It’s not clear whether prosecutors interviewed state Housing Agency and Mortgage Finance Agency chief of staff Katie Brennan, though Brennan’s attorneys said Middlesex prosecutors did not meet with Gov. Phil Murphy’s deputy chief of staff Justin Braz and Brennan’s husband, both of whom Brennan told of the alleged assault shortly after it is said to have occurred.
Brennan claims Alvarez sexually assaulted her in April 2017, when Alvarez was in charge of Muslim and Latino outreach for Murphy’s campaign, for which Brennan would later become a volunteer.
Alvarez denies the sexual assault allegations, claiming the event was consensual.
“What I would have like to have seen is a grand jury, because if they posed everything and put it before a grand jury and decided not to indict, then neither entity had to worry about being criticized,” Assemblywoman Betty Lou DeCroce. “If it went to a grand jury, there wouldn’t have been any criticism of Hudson or Middlesex, and because that didn’t happen, that gives me concern.”
The Special Committee has sought emails sent or received by Hudson County Prosecutor Esther Suarez, who knows both Alvarez and Brennan, that the committee’s members believe could contradict her claims that she was not involved in the investigation of Brennan’s claims.
Those requests have been unsuccessful so far, and Suarez has faced criticism for her handling of the case, though investigations into how the probe was conducted have not revealed any wrongdoing.
It’s possible the committee will itself probe prosecutors’ handling of Brennan’s case, but with budget season looming — Select Committee Co-Chair Assemblywoman Eliana Pintor Marin chairs the Assembly Budget Committee—it’s not clear whether legislative leaders and committee chairs will have the appetite to continue with a widened scope.

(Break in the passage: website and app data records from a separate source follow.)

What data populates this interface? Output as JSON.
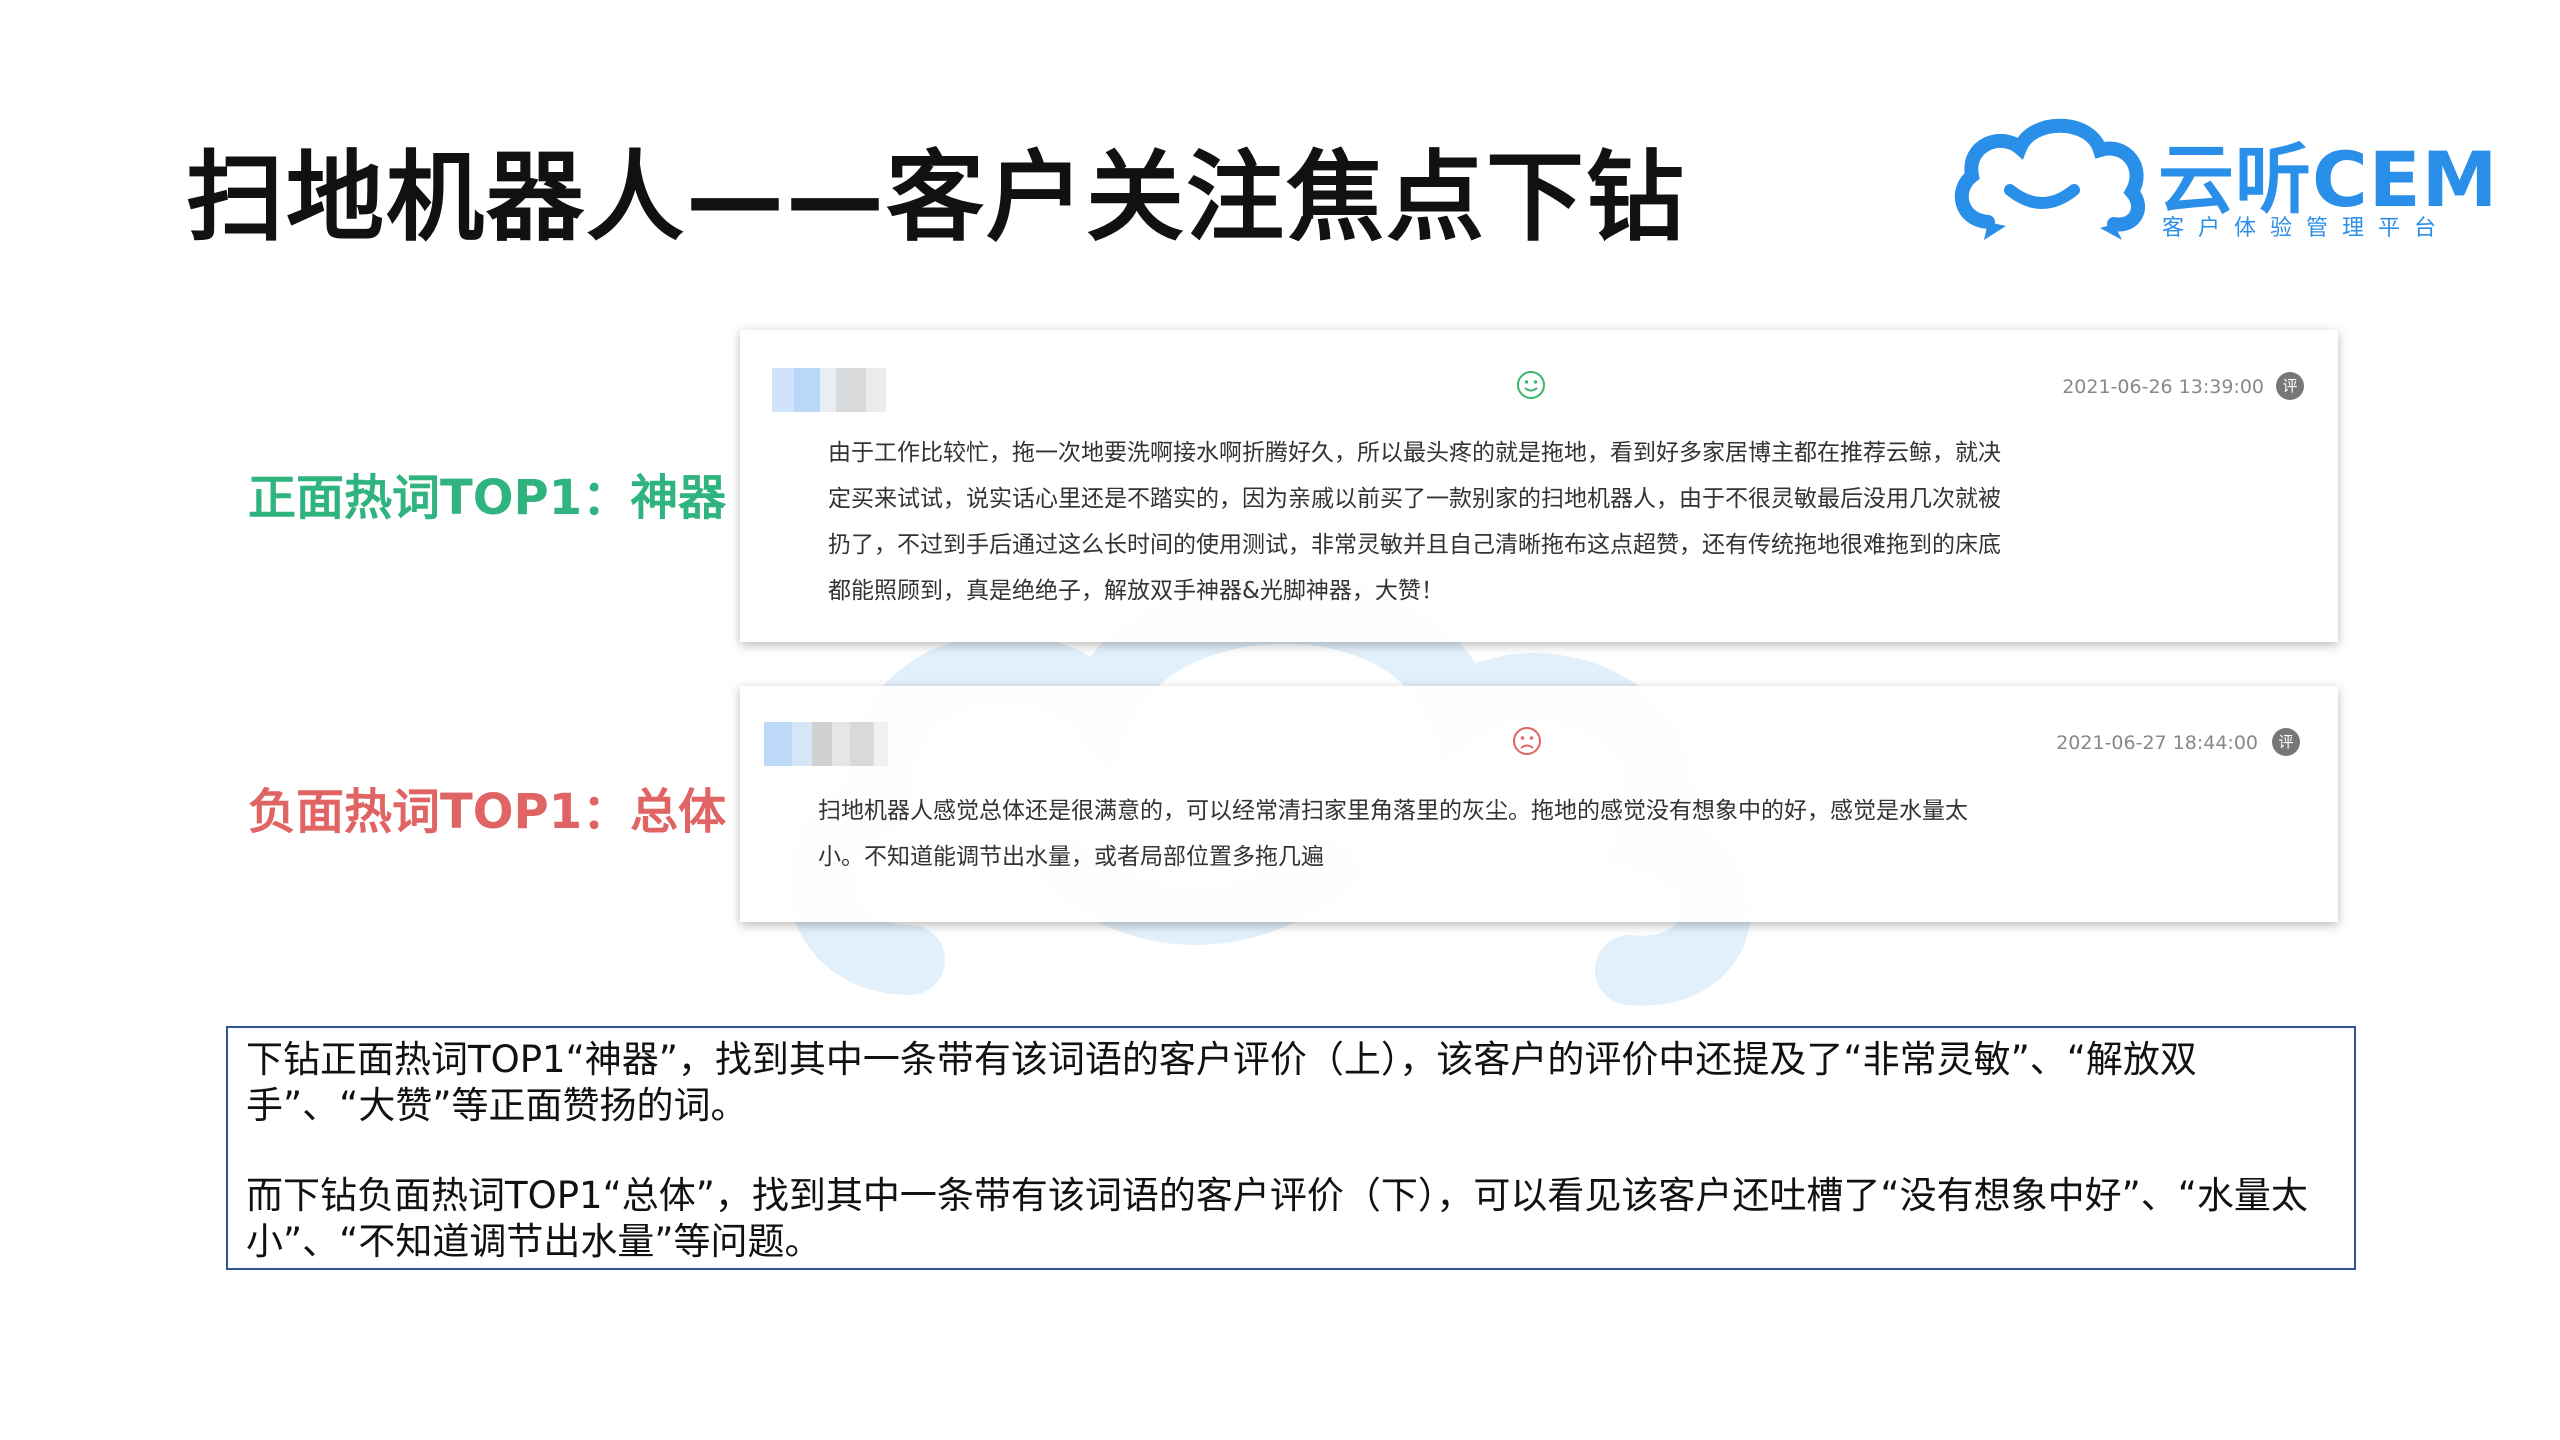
{
  "title": "扫地机器人——客户关注焦点下钻",
  "logo": {
    "name": "云听CEM",
    "tagline": "客户体验管理平台",
    "icon": "cloud-chat-icon",
    "color": "#2a8fe8"
  },
  "labels": {
    "positive": "正面热词TOP1：神器",
    "negative": "负面热词TOP1：总体",
    "positive_color": "#2fb37f",
    "negative_color": "#e06464"
  },
  "reviews": [
    {
      "sentiment": "positive",
      "sentiment_icon": "smile-icon",
      "date": "2021-06-26 13:39:00",
      "badge": "评",
      "text": "由于工作比较忙，拖一次地要洗啊接水啊折腾好久，所以最头疼的就是拖地，看到好多家居博主都在推荐云鲸，就决定买来试试，说实话心里还是不踏实的，因为亲戚以前买了一款别家的扫地机器人，由于不很灵敏最后没用几次就被扔了，不过到手后通过这么长时间的使用测试，非常灵敏并且自己清晰拖布这点超赞，还有传统拖地很难拖到的床底都能照顾到，真是绝绝子，解放双手神器&光脚神器，大赞！"
    },
    {
      "sentiment": "negative",
      "sentiment_icon": "frown-icon",
      "date": "2021-06-27 18:44:00",
      "badge": "评",
      "text": "扫地机器人感觉总体还是很满意的，可以经常清扫家里角落里的灰尘。拖地的感觉没有想象中的好，感觉是水量太小。不知道能调节出水量，或者局部位置多拖几遍"
    }
  ],
  "summary": {
    "paragraph1": "下钻正面热词TOP1“神器”，找到其中一条带有该词语的客户评价（上），该客户的评价中还提及了“非常灵敏”、“解放双手”、“大赞”等正面赞扬的词。",
    "paragraph2": "而下钻负面热词TOP1“总体”，找到其中一条带有该词语的客户评价（下），可以看见该客户还吐槽了“没有想象中好”、“水量太小”、“不知道调节出水量”等问题。"
  }
}
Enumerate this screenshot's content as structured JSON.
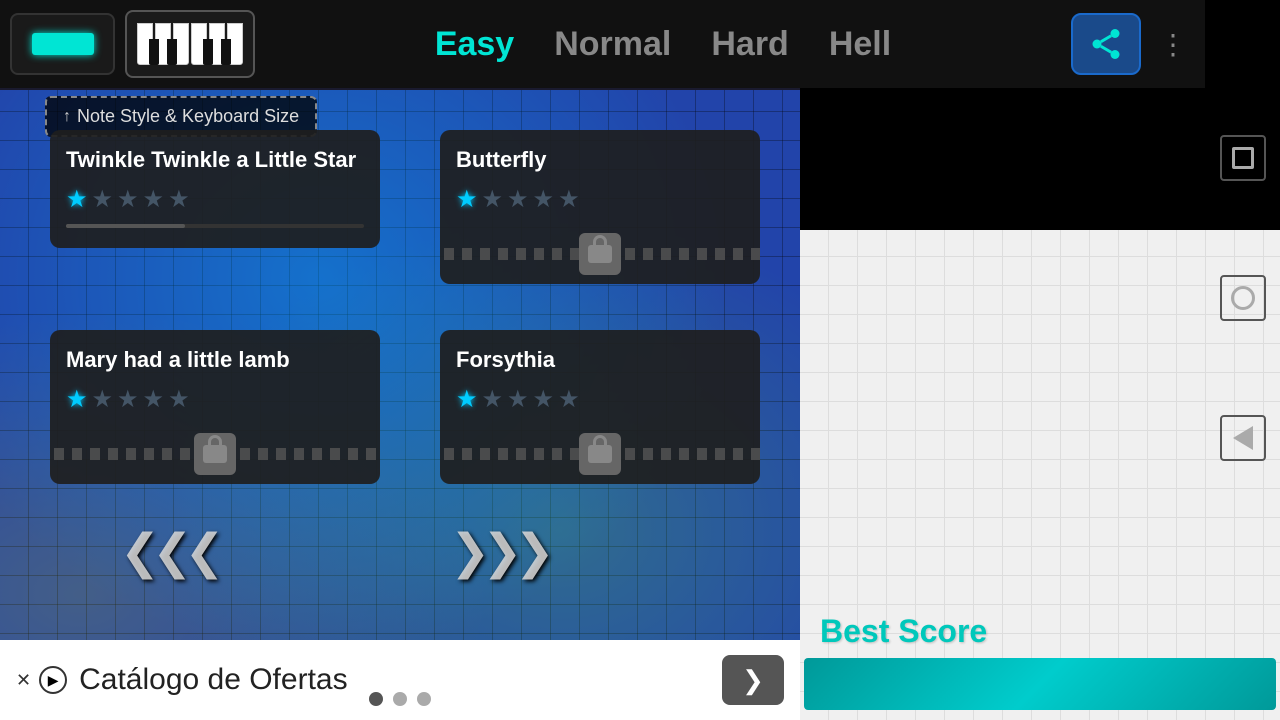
{
  "header": {
    "difficulty_tabs": [
      {
        "id": "easy",
        "label": "Easy",
        "active": true
      },
      {
        "id": "normal",
        "label": "Normal",
        "active": false
      },
      {
        "id": "hard",
        "label": "Hard",
        "active": false
      },
      {
        "id": "hell",
        "label": "Hell",
        "active": false
      }
    ],
    "share_label": "share",
    "dots_label": "⋮"
  },
  "note_style_banner": "↑ Note Style & Keyboard Size",
  "songs": [
    {
      "id": "twinkle",
      "title": "Twinkle Twinkle a Little Star",
      "stars_filled": 1,
      "stars_total": 5,
      "locked": false,
      "progress": 40
    },
    {
      "id": "butterfly",
      "title": "Butterfly",
      "stars_filled": 1,
      "stars_total": 5,
      "locked": true,
      "progress": 0
    },
    {
      "id": "mary",
      "title": "Mary had a little lamb",
      "stars_filled": 1,
      "stars_total": 5,
      "locked": true,
      "progress": 0
    },
    {
      "id": "forsythia",
      "title": "Forsythia",
      "stars_filled": 1,
      "stars_total": 5,
      "locked": true,
      "progress": 0
    }
  ],
  "nav": {
    "left_arrows": "❮❮❮",
    "right_arrows": "❯❯❯"
  },
  "right_panel": {
    "best_score_label": "Best Score"
  },
  "ad": {
    "text": "Catálogo de Ofertas",
    "forward_label": "❯",
    "dots": [
      true,
      false,
      false
    ]
  },
  "android": {
    "square": "□",
    "circle": "○",
    "back": "◁"
  }
}
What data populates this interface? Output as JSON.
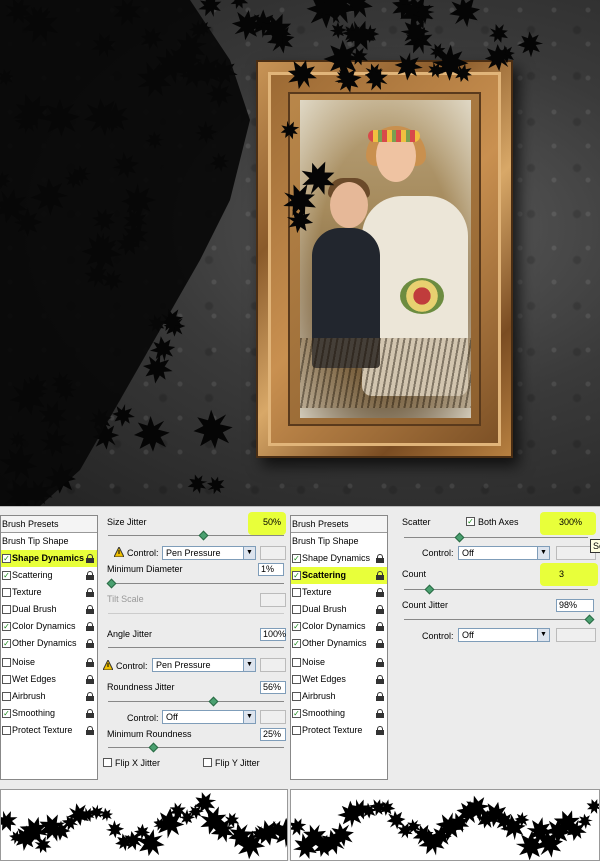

Members of the committee lean in different ways on that, but at least some are happy with whatever choice legislative leaders make.
“I leave that up to the leadership,” Lampitt said.